After all of that, I still came up with one important fact that I use for all of my characters. It doesn’t matter if they’re male or female. I write about heroes who stand for good and villains who wish to do bad. They’re motivations, personalities, and abilities might be different, but all of them stand for something more than what’s between their legs. I want all of my characters to be seen as strong and flawed, which is why I pay more attention to the core than the fleshy coating. Personally, I think that should be the goal. Make a strong character of either gender that everyone can enjoy and you’ve done something special. Thanks again to Craig and hope people check out Warlord of the Forgotten Age to see how Nyx, Sari, and Dariana do against the Baron. Oh, I guess the guys will be there too.
Author Bio & Social Media
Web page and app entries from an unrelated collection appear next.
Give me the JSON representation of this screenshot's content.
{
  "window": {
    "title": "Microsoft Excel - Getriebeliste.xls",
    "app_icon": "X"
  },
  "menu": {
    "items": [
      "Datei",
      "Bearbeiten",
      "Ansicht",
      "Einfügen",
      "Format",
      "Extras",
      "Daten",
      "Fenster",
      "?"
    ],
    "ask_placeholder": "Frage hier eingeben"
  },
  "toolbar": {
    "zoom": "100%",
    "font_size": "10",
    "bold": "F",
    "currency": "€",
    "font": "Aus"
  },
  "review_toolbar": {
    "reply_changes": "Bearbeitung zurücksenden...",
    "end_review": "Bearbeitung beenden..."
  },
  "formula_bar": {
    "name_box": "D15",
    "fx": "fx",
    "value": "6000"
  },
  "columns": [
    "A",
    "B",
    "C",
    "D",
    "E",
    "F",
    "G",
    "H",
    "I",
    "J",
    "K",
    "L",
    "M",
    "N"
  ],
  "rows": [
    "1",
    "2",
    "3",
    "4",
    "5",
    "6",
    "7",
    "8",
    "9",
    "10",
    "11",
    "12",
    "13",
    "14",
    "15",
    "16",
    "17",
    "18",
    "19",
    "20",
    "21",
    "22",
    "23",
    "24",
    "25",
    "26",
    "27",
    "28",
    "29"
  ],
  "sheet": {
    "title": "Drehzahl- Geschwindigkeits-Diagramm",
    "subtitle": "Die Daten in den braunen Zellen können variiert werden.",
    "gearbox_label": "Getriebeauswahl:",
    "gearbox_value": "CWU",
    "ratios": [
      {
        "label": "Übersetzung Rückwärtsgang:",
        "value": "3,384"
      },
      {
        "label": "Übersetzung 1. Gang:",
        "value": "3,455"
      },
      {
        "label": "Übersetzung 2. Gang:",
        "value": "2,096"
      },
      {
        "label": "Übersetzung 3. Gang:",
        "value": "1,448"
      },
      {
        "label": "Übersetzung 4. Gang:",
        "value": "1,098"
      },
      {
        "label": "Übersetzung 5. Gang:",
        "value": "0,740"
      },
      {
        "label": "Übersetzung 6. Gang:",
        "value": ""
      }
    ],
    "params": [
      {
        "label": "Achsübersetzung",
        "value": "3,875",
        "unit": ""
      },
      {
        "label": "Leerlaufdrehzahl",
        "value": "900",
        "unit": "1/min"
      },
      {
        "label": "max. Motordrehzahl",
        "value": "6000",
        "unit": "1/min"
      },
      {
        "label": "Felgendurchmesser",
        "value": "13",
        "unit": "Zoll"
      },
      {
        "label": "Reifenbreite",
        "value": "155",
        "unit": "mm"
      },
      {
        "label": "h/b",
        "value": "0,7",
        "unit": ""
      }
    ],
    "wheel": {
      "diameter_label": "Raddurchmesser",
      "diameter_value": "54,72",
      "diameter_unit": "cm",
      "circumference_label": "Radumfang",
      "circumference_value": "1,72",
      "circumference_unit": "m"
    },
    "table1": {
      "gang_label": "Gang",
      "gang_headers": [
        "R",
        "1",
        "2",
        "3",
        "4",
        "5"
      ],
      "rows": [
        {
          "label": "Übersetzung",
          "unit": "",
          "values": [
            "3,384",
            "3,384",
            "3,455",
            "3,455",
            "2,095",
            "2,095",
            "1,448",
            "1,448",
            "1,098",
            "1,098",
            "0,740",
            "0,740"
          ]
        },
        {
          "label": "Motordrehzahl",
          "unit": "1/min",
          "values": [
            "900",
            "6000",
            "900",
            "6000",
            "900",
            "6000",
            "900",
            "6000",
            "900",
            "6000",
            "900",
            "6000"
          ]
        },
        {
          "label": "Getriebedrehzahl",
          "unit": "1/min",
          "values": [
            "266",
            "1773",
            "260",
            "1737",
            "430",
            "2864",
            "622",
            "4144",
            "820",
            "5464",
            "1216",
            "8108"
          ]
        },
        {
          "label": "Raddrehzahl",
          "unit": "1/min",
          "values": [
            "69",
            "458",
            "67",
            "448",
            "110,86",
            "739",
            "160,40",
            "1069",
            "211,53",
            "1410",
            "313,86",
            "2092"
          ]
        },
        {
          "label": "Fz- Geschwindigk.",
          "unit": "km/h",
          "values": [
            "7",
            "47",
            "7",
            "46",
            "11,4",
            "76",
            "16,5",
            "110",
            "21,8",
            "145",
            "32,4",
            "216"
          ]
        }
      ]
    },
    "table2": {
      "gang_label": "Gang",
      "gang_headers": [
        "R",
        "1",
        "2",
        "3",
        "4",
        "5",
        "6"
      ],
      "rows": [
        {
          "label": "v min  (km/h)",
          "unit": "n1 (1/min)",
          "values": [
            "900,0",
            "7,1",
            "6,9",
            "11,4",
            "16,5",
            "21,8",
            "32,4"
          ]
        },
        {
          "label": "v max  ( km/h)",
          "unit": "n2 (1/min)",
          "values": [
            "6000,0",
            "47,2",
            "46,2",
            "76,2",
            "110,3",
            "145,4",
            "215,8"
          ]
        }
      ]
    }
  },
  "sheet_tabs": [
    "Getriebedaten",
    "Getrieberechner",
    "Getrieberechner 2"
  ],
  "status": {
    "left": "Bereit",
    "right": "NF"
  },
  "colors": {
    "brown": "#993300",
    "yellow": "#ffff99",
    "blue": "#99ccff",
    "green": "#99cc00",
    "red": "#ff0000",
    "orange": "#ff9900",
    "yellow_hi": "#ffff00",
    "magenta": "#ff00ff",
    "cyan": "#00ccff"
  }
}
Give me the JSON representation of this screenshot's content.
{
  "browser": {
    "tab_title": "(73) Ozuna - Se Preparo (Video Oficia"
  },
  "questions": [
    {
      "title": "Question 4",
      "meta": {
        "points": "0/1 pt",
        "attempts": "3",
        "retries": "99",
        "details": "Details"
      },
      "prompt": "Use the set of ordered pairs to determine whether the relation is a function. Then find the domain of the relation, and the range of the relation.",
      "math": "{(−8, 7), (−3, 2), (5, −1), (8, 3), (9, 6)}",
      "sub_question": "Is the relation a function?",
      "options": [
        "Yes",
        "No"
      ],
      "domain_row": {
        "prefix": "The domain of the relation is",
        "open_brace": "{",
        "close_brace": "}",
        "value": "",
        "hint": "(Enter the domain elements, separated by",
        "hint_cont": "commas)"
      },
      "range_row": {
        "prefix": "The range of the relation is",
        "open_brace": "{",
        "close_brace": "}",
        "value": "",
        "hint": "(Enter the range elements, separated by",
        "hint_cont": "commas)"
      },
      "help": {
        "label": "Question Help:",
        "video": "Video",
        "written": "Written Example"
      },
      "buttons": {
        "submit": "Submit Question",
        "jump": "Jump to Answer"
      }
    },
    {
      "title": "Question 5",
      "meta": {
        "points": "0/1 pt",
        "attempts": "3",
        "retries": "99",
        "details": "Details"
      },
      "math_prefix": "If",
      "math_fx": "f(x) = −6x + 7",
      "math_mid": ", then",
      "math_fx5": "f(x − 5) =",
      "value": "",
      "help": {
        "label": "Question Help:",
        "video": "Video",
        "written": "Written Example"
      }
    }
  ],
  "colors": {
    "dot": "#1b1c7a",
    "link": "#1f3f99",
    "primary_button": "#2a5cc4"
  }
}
Charles Yallowitz was born and raised on Long Island, NY, but he has spent most of his life wandering his own imagination in a blissful haze. Occasionally, he would return from this world for the necessities such as food, showers, and Saturday morning cartoons. One day he returned from his imagination and decided he would share his stories with the world. After his wife decided that she was tired of hearing the same stories repeatedly, she convinced him that it would make more sense to follow his dream of being a fantasy author. So, locked within the house under orders to shut up and get to work, Charles brings you Legends of Windemere. He looks forward to sharing all of his stories with you, and his wife is happy he finally has someone else to play with.
All cover art done by JASON PEDERSEN